Records to process:
——————————
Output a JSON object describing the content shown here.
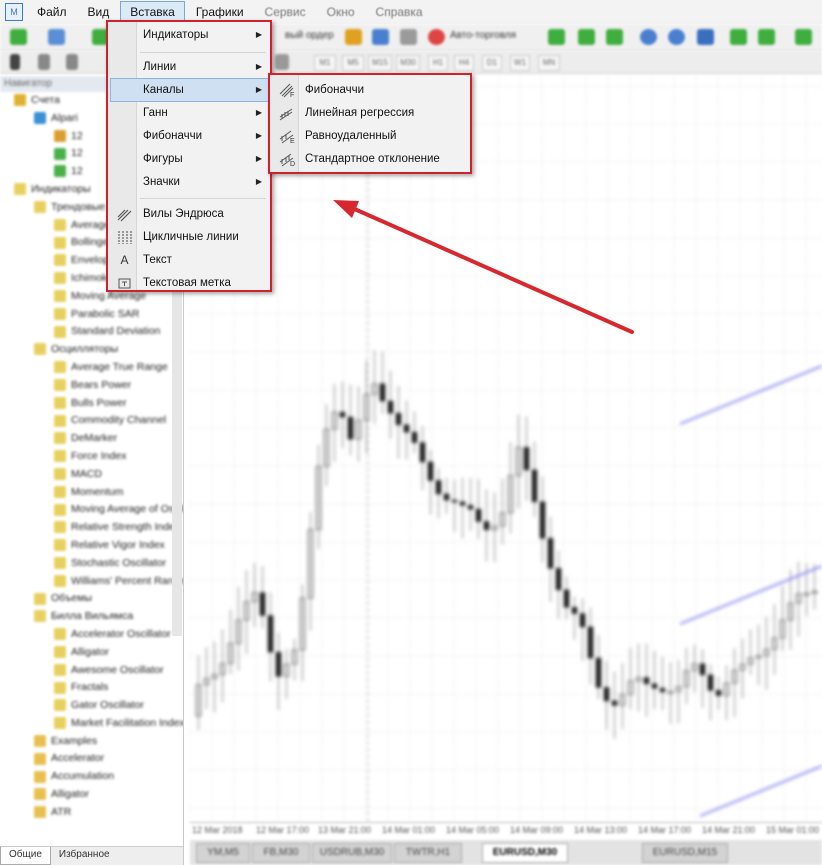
{
  "menubar": {
    "items": [
      {
        "label": "Файл"
      },
      {
        "label": "Вид"
      },
      {
        "label": "Вставка"
      },
      {
        "label": "Графики"
      },
      {
        "label": "Сервис"
      },
      {
        "label": "Окно"
      },
      {
        "label": "Справка"
      }
    ]
  },
  "insert_menu": {
    "items": [
      {
        "label": "Индикаторы"
      },
      {
        "label": "Линии"
      },
      {
        "label": "Каналы"
      },
      {
        "label": "Ганн"
      },
      {
        "label": "Фибоначчи"
      },
      {
        "label": "Фигуры"
      },
      {
        "label": "Значки"
      },
      {
        "label": "Вилы Эндрюса"
      },
      {
        "label": "Цикличные линии"
      },
      {
        "label": "Текст"
      },
      {
        "label": "Текстовая метка"
      }
    ],
    "text_icon_glyph": "A"
  },
  "channels_menu": {
    "items": [
      {
        "label": "Фибоначчи",
        "icon_letter": "F"
      },
      {
        "label": "Линейная регрессия",
        "icon_letter": ""
      },
      {
        "label": "Равноудаленный",
        "icon_letter": "E"
      },
      {
        "label": "Стандартное отклонение",
        "icon_letter": "D"
      }
    ]
  },
  "toolbar": {
    "new_order_label": "вый ордер",
    "autotrading_label": "Авто-торговля",
    "timeframes": [
      "M1",
      "M5",
      "M15",
      "M30",
      "H1",
      "H4",
      "D1",
      "W1",
      "MN"
    ]
  },
  "navigator": {
    "title": "Навигатор",
    "accounts": "Счета",
    "indicators": "Индикаторы",
    "trend": "Трендовые",
    "trend_items": [
      "Average Directional",
      "Bollinger Bands",
      "Envelopes",
      "Ichimoku Kinko Hyo",
      "Moving Average",
      "Parabolic SAR",
      "Standard Deviation"
    ],
    "oscillators": "Осцилляторы",
    "osc_items": [
      "Average True Range",
      "Bears Power",
      "Bulls Power",
      "Commodity Channel",
      "DeMarker",
      "Force Index",
      "MACD",
      "Momentum",
      "Moving Average of Oscillator",
      "Relative Strength Index",
      "Relative Vigor Index",
      "Stochastic Oscillator",
      "Williams' Percent Range"
    ],
    "volumes": "Объемы",
    "bill": "Билла Вильямса",
    "bill_items": [
      "Accelerator Oscillator",
      "Alligator",
      "Awesome Oscillator",
      "Fractals",
      "Gator Oscillator",
      "Market Facilitation Index"
    ],
    "examples": [
      "Examples",
      "Accelerator",
      "Accumulation",
      "Alligator",
      "ATR"
    ],
    "tab_common": "Общие",
    "tab_favorites": "Избранное"
  },
  "chart": {
    "x_labels": [
      "12 Mar 2018",
      "12 Mar 17:00",
      "13 Mar 21:00",
      "14 Mar 01:00",
      "14 Mar 05:00",
      "14 Mar 09:00",
      "14 Mar 13:00",
      "14 Mar 17:00",
      "14 Mar 21:00",
      "15 Mar 01:00"
    ],
    "tabs": [
      "YM,M5",
      "FB,M30",
      "USDRUB,M30",
      "TWTR,H1",
      "EURUSD,M30",
      "EURUSD,M15"
    ],
    "active_tab": 4
  },
  "colors": {
    "highlight": "#d0222e",
    "menu_hover": "#cfe0f2",
    "channel_line": "#8c8cf2"
  }
}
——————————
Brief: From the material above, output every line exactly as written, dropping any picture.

Completed task:
Output a JSON object describing the content shown here.
{
  "menubar": {
    "items": [
      {
        "label": "Файл"
      },
      {
        "label": "Вид"
      },
      {
        "label": "Вставка"
      },
      {
        "label": "Графики"
      },
      {
        "label": "Сервис"
      },
      {
        "label": "Окно"
      },
      {
        "label": "Справка"
      }
    ]
  },
  "insert_menu": {
    "items": [
      {
        "label": "Индикаторы"
      },
      {
        "label": "Линии"
      },
      {
        "label": "Каналы"
      },
      {
        "label": "Ганн"
      },
      {
        "label": "Фибоначчи"
      },
      {
        "label": "Фигуры"
      },
      {
        "label": "Значки"
      },
      {
        "label": "Вилы Эндрюса"
      },
      {
        "label": "Цикличные линии"
      },
      {
        "label": "Текст"
      },
      {
        "label": "Текстовая метка"
      }
    ],
    "text_icon_glyph": "A"
  },
  "channels_menu": {
    "items": [
      {
        "label": "Фибоначчи",
        "icon_letter": "F"
      },
      {
        "label": "Линейная регрессия",
        "icon_letter": ""
      },
      {
        "label": "Равноудаленный",
        "icon_letter": "E"
      },
      {
        "label": "Стандартное отклонение",
        "icon_letter": "D"
      }
    ]
  },
  "toolbar": {
    "new_order_label": "вый ордер",
    "autotrading_label": "Авто-торговля",
    "timeframes": [
      "M1",
      "M5",
      "M15",
      "M30",
      "H1",
      "H4",
      "D1",
      "W1",
      "MN"
    ]
  },
  "navigator": {
    "title": "Навигатор",
    "accounts": "Счета",
    "indicators": "Индикаторы",
    "trend": "Трендовые",
    "trend_items": [
      "Average Directional",
      "Bollinger Bands",
      "Envelopes",
      "Ichimoku Kinko Hyo",
      "Moving Average",
      "Parabolic SAR",
      "Standard Deviation"
    ],
    "oscillators": "Осцилляторы",
    "osc_items": [
      "Average True Range",
      "Bears Power",
      "Bulls Power",
      "Commodity Channel",
      "DeMarker",
      "Force Index",
      "MACD",
      "Momentum",
      "Moving Average of Oscillator",
      "Relative Strength Index",
      "Relative Vigor Index",
      "Stochastic Oscillator",
      "Williams' Percent Range"
    ],
    "volumes": "Объемы",
    "bill": "Билла Вильямса",
    "bill_items": [
      "Accelerator Oscillator",
      "Alligator",
      "Awesome Oscillator",
      "Fractals",
      "Gator Oscillator",
      "Market Facilitation Index"
    ],
    "examples": [
      "Examples",
      "Accelerator",
      "Accumulation",
      "Alligator",
      "ATR"
    ],
    "tab_common": "Общие",
    "tab_favorites": "Избранное"
  },
  "chart": {
    "x_labels": [
      "12 Mar 2018",
      "12 Mar 17:00",
      "13 Mar 21:00",
      "14 Mar 01:00",
      "14 Mar 05:00",
      "14 Mar 09:00",
      "14 Mar 13:00",
      "14 Mar 17:00",
      "14 Mar 21:00",
      "15 Mar 01:00"
    ],
    "tabs": [
      "YM,M5",
      "FB,M30",
      "USDRUB,M30",
      "TWTR,H1",
      "EURUSD,M30",
      "EURUSD,M15"
    ],
    "active_tab": 4
  },
  "colors": {
    "highlight": "#d0222e",
    "menu_hover": "#cfe0f2",
    "channel_line": "#8c8cf2"
  }
}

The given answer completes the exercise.